So far, so good for Davis. He has been steadier in practice this year and has done enough in the minds of coaches to move past Jamar Taylor for the nickel corner job — at least for the time being.
The competition remains open, a source said, but Davis is projected to again be the first Miami corner off the bench when the Dolphins host the Cowboys on Saturday night in preseason game No. 3.
“That’s one of the most athletic people I’ve ever been around,” safety Louis Delmas said. “He goes up for the ball. He’s very fast, and he’s somewhat physical. He’s doing a tremendous job at working on his craft and trying to get better each and every day. That’s all we can ask for from him.”
Davis, a third-round pick in the 2013 draft, will face his tallest task of the preseason Saturday. Three-time Pro Bowler Tony Romo is expected to start at quarterback for the Cowboys. And he’ll be looking for his dynamic receiver, Dez Bryant — Davis’ potential assignment.
While Cortland Finnegan will start alongside Brent Grimes at cornerback, Finnegan will likely cover the slot when the Dolphins go to their sub package. That means Davis will be responsible for the boundary, where the big, fast and physical Bryant makes his living.
“When I come in, I know it’s another opportunity to make another play,” Davis said. “I get excited, especially knowing, [being] young last year, didn’t have no play. I know I’m going to have a lot of opportunities right now and just make the most of them.”
Last season was a lost rookie year for Davis, who injured his toe in the preseason and never really caught up. Davis appeared in five games and saw just a few-dozen snaps on defense.
When he was in the game, Davis struggled. Quarterbacks completed 80 percent of their passes thrown in Davis’ coverage area last year, good for a passer rating of 111.7.
Davis, on his rookie season: “It was hard. I’m not going to lie. It was super tough.”
Year 2 has been markedly better. Davis is healthy, and he has benefited from a full offseason in the system.
While Davis still occasionally gets beat -- the Dolphins pulled him from the first team Tuesday after he stumbled on a deep route and allowed a long completion -- the breakdowns are less frequent.
This preseason, Davis has allowed just three of the 10 passes thrown his way to be completed. Seven of those incompletions were caused by Davis pass-breakups.

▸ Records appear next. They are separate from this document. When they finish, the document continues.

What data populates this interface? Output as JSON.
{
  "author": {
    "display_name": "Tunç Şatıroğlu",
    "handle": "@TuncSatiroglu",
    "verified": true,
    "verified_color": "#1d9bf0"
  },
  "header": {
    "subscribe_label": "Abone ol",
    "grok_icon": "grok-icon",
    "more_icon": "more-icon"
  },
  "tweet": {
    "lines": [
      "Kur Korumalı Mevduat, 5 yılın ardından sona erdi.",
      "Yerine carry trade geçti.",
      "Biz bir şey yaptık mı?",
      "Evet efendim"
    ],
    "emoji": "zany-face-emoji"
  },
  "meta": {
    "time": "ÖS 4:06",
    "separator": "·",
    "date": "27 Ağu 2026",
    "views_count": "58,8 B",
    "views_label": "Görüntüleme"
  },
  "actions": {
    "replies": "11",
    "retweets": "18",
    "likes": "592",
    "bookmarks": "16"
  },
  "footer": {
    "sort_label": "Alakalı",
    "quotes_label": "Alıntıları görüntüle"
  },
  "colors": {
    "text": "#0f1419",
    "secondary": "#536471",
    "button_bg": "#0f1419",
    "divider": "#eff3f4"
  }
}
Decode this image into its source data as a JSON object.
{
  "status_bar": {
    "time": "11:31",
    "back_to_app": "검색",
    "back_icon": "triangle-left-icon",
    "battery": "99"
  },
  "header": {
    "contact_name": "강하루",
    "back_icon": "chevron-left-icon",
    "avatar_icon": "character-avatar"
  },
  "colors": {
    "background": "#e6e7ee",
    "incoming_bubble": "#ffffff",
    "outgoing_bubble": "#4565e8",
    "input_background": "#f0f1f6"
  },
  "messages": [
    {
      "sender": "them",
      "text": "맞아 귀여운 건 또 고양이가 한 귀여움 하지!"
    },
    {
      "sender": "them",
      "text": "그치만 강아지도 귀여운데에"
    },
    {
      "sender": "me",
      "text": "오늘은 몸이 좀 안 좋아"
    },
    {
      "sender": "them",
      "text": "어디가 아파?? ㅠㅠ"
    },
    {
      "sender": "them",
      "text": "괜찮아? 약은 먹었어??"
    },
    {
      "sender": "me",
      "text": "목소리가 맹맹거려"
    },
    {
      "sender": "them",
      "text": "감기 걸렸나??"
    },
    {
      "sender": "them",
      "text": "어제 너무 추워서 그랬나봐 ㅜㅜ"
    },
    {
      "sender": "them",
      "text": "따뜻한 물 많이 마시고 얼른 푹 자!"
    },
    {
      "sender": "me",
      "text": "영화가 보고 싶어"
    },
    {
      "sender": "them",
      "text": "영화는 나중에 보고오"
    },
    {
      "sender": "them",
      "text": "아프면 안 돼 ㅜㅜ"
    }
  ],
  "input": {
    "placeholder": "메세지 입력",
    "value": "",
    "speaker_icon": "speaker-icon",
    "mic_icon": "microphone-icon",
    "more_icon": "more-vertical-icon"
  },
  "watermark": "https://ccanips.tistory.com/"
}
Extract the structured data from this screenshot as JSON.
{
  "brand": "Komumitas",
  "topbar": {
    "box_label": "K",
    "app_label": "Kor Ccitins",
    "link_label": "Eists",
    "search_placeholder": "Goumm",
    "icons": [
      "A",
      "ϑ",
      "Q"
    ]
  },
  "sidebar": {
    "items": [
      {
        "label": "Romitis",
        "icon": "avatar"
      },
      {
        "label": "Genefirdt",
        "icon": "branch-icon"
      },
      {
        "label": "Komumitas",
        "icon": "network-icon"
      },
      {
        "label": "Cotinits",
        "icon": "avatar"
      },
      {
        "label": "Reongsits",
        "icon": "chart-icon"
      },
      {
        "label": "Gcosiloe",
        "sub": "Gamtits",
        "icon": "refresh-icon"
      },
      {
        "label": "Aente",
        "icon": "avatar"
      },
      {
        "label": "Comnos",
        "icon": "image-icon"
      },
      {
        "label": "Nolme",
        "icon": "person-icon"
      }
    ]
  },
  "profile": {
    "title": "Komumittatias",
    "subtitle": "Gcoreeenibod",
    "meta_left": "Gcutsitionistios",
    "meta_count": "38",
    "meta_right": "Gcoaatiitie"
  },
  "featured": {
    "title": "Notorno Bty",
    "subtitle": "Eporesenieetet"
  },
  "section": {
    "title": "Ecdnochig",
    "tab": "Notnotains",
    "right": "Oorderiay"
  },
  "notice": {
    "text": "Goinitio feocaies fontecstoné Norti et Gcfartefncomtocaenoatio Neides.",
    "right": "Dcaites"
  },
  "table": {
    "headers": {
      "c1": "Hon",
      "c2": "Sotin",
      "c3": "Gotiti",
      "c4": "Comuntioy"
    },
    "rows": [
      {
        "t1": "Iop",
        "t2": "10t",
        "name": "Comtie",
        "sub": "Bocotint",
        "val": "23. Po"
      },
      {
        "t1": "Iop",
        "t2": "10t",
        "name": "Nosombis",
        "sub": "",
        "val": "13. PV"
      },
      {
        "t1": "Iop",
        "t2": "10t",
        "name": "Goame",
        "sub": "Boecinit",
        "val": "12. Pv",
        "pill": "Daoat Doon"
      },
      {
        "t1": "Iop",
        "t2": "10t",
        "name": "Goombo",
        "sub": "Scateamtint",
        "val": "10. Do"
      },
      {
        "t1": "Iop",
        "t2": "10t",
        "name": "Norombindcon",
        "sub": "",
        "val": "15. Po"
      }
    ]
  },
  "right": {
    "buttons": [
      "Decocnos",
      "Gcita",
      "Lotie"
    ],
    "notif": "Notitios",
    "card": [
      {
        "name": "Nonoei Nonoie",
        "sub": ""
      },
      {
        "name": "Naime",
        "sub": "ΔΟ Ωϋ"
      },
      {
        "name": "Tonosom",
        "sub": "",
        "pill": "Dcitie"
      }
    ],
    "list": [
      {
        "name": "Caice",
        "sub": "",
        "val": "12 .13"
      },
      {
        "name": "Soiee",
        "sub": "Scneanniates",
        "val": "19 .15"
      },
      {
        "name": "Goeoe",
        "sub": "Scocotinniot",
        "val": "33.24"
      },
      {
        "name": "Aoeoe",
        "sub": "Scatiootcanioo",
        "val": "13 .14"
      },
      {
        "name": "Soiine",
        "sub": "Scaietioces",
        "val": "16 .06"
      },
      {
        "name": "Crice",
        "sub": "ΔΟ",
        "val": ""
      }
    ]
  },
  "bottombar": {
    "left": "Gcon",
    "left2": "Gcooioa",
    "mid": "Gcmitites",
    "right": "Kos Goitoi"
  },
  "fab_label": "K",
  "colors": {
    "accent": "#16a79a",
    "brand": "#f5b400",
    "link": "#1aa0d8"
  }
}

Because of when they were drafted, Davis and Taylor will always be linked -- and compared -- to one another. The Dolphins took Taylor 39 spots ahead of Davis on the second day of the 2013 draft, and they've been competing for playing time ever since.

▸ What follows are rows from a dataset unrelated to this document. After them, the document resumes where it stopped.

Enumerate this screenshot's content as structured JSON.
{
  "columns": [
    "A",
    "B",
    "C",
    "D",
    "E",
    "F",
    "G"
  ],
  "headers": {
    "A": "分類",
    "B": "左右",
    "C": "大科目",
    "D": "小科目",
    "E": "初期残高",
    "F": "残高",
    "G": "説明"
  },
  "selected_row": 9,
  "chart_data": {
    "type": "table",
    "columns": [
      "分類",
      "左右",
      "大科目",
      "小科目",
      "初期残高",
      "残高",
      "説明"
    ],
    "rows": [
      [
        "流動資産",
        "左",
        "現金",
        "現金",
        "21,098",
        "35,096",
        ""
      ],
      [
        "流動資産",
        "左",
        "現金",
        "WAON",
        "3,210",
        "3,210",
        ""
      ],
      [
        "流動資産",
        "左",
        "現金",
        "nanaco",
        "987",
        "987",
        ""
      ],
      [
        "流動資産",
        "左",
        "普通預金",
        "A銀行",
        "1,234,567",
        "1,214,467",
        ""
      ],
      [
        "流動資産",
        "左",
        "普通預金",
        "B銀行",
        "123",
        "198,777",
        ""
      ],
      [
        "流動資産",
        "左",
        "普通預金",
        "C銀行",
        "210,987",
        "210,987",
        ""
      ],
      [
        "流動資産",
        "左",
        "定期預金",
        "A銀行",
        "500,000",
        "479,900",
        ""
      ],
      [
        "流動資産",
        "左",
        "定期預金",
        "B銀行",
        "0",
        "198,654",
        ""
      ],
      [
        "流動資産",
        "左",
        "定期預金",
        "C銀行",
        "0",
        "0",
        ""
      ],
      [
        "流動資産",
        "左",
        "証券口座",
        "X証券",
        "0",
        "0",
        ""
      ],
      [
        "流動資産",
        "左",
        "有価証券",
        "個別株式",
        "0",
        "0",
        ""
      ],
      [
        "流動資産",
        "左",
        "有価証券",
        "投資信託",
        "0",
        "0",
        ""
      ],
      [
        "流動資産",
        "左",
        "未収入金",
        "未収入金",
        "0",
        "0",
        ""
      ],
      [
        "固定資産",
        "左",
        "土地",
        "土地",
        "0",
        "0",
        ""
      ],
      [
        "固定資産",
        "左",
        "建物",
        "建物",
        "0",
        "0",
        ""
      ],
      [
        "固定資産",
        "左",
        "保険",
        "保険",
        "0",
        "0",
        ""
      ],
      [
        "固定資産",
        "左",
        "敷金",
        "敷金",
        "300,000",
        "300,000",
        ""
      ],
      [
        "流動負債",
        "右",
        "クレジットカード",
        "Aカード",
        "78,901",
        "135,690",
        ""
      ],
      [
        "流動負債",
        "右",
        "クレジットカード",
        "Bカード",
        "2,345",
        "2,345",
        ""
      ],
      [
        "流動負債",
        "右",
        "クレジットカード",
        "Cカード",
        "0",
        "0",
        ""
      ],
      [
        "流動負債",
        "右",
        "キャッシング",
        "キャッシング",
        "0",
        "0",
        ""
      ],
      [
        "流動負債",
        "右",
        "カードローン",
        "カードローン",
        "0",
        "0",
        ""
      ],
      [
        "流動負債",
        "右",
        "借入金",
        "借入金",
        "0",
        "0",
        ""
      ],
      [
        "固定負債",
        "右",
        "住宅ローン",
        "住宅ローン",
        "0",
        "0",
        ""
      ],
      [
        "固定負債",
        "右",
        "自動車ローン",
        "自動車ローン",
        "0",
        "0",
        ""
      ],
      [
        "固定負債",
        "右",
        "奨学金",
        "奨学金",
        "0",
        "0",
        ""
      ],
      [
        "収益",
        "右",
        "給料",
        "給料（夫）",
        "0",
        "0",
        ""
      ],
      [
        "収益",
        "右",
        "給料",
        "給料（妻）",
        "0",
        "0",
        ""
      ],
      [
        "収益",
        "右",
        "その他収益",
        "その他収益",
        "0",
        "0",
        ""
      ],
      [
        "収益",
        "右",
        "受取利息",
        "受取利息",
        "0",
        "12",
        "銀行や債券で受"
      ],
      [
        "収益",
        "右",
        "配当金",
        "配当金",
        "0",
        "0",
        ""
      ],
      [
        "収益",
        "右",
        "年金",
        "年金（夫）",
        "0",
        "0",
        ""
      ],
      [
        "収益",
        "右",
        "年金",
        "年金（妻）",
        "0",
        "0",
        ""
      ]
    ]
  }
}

Observers see Taylor as the more consistent of the two. He's allowed just one completion this preseason. But Davis' risks, for the most part, have resulted in greater rewards.
He's essentially had one negative play in the preseason -- a pass interference call in the Buccaneers game that negated a Jason Trusnik interception. And Davis isn't even conceding that mistake.

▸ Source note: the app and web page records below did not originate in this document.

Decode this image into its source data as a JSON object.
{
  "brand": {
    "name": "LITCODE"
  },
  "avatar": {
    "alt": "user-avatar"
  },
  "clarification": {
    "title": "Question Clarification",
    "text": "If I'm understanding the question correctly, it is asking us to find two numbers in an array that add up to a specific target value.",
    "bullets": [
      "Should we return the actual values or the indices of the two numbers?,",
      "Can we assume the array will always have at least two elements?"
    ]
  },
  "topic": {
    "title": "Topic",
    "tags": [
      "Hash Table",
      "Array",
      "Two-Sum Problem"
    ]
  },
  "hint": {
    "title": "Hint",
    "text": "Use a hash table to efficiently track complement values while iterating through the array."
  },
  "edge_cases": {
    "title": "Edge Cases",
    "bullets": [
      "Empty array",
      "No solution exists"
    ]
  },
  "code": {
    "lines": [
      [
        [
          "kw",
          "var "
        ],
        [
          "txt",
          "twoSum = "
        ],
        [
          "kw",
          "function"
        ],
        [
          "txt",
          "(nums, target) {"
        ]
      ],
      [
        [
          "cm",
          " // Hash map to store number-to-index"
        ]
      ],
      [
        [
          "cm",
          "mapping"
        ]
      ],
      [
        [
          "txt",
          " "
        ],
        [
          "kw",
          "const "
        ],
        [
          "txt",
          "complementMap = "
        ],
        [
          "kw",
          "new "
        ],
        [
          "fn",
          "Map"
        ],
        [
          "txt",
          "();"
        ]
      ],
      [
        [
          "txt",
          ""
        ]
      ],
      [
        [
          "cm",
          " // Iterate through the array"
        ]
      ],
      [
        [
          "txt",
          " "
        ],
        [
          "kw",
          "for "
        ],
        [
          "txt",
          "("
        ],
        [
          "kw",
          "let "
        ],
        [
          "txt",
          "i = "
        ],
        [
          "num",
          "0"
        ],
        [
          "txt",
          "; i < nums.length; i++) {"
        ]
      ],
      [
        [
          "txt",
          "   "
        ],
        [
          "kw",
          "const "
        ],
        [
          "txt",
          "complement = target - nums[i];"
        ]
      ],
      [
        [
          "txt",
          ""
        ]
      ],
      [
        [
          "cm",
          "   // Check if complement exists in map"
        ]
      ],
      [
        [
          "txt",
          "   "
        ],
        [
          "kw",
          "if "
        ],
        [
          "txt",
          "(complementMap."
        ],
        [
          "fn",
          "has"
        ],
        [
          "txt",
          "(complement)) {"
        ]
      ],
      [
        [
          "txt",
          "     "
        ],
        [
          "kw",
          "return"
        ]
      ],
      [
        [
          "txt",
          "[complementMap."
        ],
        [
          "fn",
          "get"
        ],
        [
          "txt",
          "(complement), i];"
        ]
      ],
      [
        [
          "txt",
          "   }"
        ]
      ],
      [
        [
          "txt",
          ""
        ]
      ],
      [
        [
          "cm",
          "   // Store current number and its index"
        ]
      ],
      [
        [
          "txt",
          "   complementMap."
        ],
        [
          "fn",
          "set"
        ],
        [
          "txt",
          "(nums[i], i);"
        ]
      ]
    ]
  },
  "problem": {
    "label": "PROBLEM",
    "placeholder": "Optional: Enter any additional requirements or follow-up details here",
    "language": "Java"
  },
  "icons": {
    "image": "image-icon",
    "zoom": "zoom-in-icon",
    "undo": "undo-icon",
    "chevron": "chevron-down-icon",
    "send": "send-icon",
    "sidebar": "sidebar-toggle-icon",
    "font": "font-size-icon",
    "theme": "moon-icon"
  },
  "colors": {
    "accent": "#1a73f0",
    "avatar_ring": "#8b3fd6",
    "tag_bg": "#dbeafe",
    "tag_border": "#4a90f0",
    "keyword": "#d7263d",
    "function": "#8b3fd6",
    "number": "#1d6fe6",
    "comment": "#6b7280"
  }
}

"Bogus PI call," Davis said. "Terrible PI call. ... That one I felt like was terrible. I had a chance to guard a double-move and played it solid."
He continued: "This year, I've been taking advantage of my opportunities. I don't want nothing caught on me, slants, nothing. I'm trying to get everything down. This year, I'm definitely more disciplined, definitely more confident. It's fun. Definitely being out there with the ones, it's exciting."
"I don’t think it’s out of the ordinary to have four [running backs on the active roster]," Philbin said. "I don’t want to get pigeonholed to say we’re going to keep four, we’re only going to keep three, or five. I mean, it could be five. It’s just, every year, it’s kind of different."